In September 2008, the ACLU of Illinois asked a state court in Chicago to compel the Illinois State Police (ISP) to turn over records about the Illinois Statewide Terrorism and Intelligence Center (STIC).
STIC is Illinois’ “fusion center,” an entity that integrates the gathering, storage, sharing, and analysis of information about suspected criminal activity among federal, state, and local law enforcement agencies in Illinois. Fusion centers have been a focal point for controversy because they collect and share massive amounts of personal information about members of the public, often without adequate safeguards, oversight, and transparency.
Illinois’ STIC is operated by the ISP and is based in Springfield. Its original mandate in 2003 was to gather terrorism intelligence, but its mission has dramatically expanded beyond terrorism to cover information about all crimes, hazards, and threats. STIC has scores of employees, and hosts analysts from a broad array of federal, state, and local police agencies. STIC has direct access to dozens of public and private record systems containing sensitive information about many members of the public, including criminal background, digital photographs, and employment, medical, and credit history. Without proper safeguards and oversight, this vast concentration of sensitive information in government hands endangers civil liberties.
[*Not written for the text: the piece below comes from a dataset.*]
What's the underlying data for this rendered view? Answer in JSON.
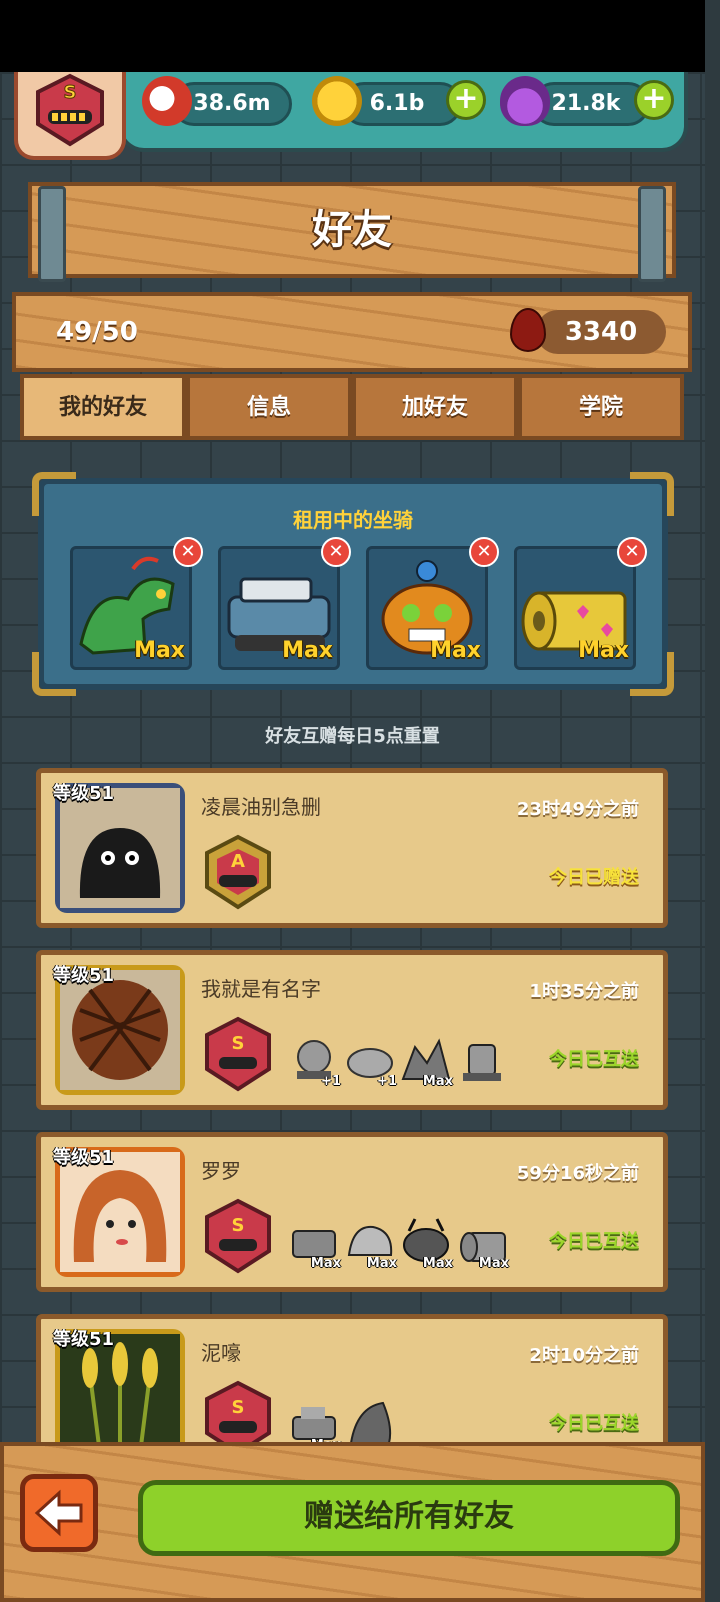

It is unclear whether Illinois has adopted the necessary privacy rule – which is why the ACLU filed this FOIA enforcement lawsuit.
In September 2011, Cook County Circuit Court Judge Mary Mikva ruled in our favor regarding one disputed record – a memorandum of understanding between the ISP and National Guard – and ruled against us on the remaining records.
After receiving the records, the ACLU of Illinois published a report on Illinois Fusion Centers.